In: Perspektiven der Aufklärung
Author: Benjamin Gregg

Abstract

I address major challenges to dealing with contentious public issues by replacing thick norms with thin ones: (1) Secularism, individual liberty, equal rights, and rule of law lend themselves to politics more thin than thick; does this condemn the approach to its own kind of thickness? (2) If the unit of analysis is the individual, and if the individual’s primary project is his or her liberty, must this approach threaten the communitarian self-understandings of some groups? (3) Does it fundamentalize political liberalism? (4) What about addressees likely to reject thin norms, such as persons guided by an otherworldly authority or an authoritarian ideology? (5) Is this approach defeated where territorialized membership rights clash with thin norms, for example in the European Union: a political and economic community internally somewhat thin yet externally thick?

In: Comparative Sociology
Author: Benjamin Gregg

Abstract

No one, neither speculative philosopher nor empirical anthropologist, has ever shown human rights to be anything other than a culturally particular social construction.

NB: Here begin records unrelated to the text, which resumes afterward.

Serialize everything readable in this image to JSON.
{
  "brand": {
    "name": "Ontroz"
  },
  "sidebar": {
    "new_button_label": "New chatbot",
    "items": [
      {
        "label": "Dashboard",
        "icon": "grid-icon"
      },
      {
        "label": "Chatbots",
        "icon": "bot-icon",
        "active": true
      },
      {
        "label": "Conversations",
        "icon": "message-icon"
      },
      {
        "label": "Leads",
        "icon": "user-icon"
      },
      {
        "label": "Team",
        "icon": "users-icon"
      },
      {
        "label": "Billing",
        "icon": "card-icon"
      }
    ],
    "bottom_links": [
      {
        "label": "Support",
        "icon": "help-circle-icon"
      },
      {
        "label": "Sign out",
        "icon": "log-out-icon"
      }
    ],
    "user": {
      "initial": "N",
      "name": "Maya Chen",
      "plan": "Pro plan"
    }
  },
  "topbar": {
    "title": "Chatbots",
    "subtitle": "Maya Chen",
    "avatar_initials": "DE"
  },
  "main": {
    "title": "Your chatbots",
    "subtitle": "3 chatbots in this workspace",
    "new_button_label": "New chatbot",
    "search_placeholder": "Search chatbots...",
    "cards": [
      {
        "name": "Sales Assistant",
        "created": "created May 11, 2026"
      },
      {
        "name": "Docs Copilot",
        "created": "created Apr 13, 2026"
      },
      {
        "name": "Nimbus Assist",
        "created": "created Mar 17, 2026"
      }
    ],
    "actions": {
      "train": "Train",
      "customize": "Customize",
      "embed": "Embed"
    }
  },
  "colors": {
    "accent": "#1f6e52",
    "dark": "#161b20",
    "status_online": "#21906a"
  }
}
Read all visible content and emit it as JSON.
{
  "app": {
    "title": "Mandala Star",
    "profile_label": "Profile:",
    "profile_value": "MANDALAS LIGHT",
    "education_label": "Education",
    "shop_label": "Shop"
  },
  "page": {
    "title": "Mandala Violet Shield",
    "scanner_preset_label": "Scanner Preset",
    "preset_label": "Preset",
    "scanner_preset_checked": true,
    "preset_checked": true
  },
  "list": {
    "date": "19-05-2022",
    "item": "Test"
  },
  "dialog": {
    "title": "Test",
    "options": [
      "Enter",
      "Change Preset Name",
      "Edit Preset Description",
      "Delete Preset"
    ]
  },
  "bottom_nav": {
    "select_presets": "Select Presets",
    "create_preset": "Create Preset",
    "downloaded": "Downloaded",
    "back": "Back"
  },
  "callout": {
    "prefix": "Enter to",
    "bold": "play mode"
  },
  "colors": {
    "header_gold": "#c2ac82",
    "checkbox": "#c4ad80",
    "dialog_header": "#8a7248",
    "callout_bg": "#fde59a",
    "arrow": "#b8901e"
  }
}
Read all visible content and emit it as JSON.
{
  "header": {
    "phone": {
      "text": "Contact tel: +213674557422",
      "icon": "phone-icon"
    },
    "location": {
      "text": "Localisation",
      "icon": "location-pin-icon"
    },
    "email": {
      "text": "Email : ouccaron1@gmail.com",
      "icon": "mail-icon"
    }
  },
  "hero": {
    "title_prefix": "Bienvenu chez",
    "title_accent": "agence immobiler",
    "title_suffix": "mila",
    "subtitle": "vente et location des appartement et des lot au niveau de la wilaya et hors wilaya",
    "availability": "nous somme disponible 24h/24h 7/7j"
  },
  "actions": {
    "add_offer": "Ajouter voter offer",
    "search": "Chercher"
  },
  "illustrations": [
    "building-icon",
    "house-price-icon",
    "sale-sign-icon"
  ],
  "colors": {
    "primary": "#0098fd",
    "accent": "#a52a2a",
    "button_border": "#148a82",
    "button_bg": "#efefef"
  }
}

If human rights are not natural, divine, or metaphysical, then they can only be a social construction of particular cultures. If so, then many cultures may justifiably reject them as culturally foreign and hence without local normative validity. In response to this conclusion I develop a cognitive approach to any local culture ‐ a cognitive approach in distinction to a normative one. It allows for advancing human rights as rights internal to any given community’s culture. Human rights can be advanced internally by means of “cognitive re-framing,” a notion I develop out of Erving Goffman’s theory of frame analysis. I deploy it in two examples: female genital mutilation in Africa and child prostitution in Asia.

In: Comparative Sociology
Author: Benjamin Gregg

Abstract

Using Islam as an example, I show how interpreters can develop human rights within their own culture even as they draw on extra-local ideas and practices. They can do so despite points of significant conflict between the local culture and that of human rights, in ways that need to resonate with the local culture yet also challenge it. Translators can do the work they do because they have the “dual consciousness” of outside intermediaries and local participants.

In: Comparative Sociology
Author: Benjamin Gregg

Abstract

I introduce the five articles in this special issue of Comparative Sociology as each applies the theory of enlightened localism. First I outline the theory in question and then highlight those aspects that each of the authors deploys, the criticisms each levels at it, and the suggestions each offers toward its improvement. Lea Ypi applies the theory to human rights in a way that might reconcile universal norms with the need for individual motivation that can only be local. Jonathan White uses the theory to develop a conception of the European Union that would preserve rather than, as now, repress the partisan politicking at the core of democracy. Junmin Wang finds the theory helpful in analyzing the unintended decentralization of political power in China as a consequence of recent economic reforms. Ko Hasegawa seeks an enlightened localist solution to the problematic integration of a minority population into mainstream Japanese society. Manuel Ahedo enlists the theory in combating ghettoized schooling all too typical for immigrant children in Europe with ideas for integrating the children of immigrants with those of long-established residents. I conclude by listing some of the questions raised by the articles and to be addressed by future research ‐ concerns that might move an enlightened localist approach forward.

In: Comparative Sociology
Was können wir heute noch von den Denkern der Aufklärung lernen? Wie hat diese Epoche die Welt verändert? Perspektiven der Aufklärung fragt nach der Aktualität und der Reaktualisierung eines zeitgenössischen Denkens der Aufklärung.
Die Epoche der Aufklärung bildete den Ursprung für eine Reihe von emanzipatorischen Projekten, die nicht nur das Zusammenleben der Menschen untereinander betrafen, sondern auf entscheidende Weise auch das Verhältnis des Menschen zu seiner Umwelt prägten.
Der Band feiert nicht die Aufklärung, sondern nimmt eine kritische Bestandsaufnahme vor, anhand derer die Vielfältigkeit und Ambivalenz der Aufklärung deutlich wird.
Aufklärung ist dabei radikal historisierend zu denken: permanente Aufklärung als fortlaufendes Projekt der Gegenwartsgesellschaft.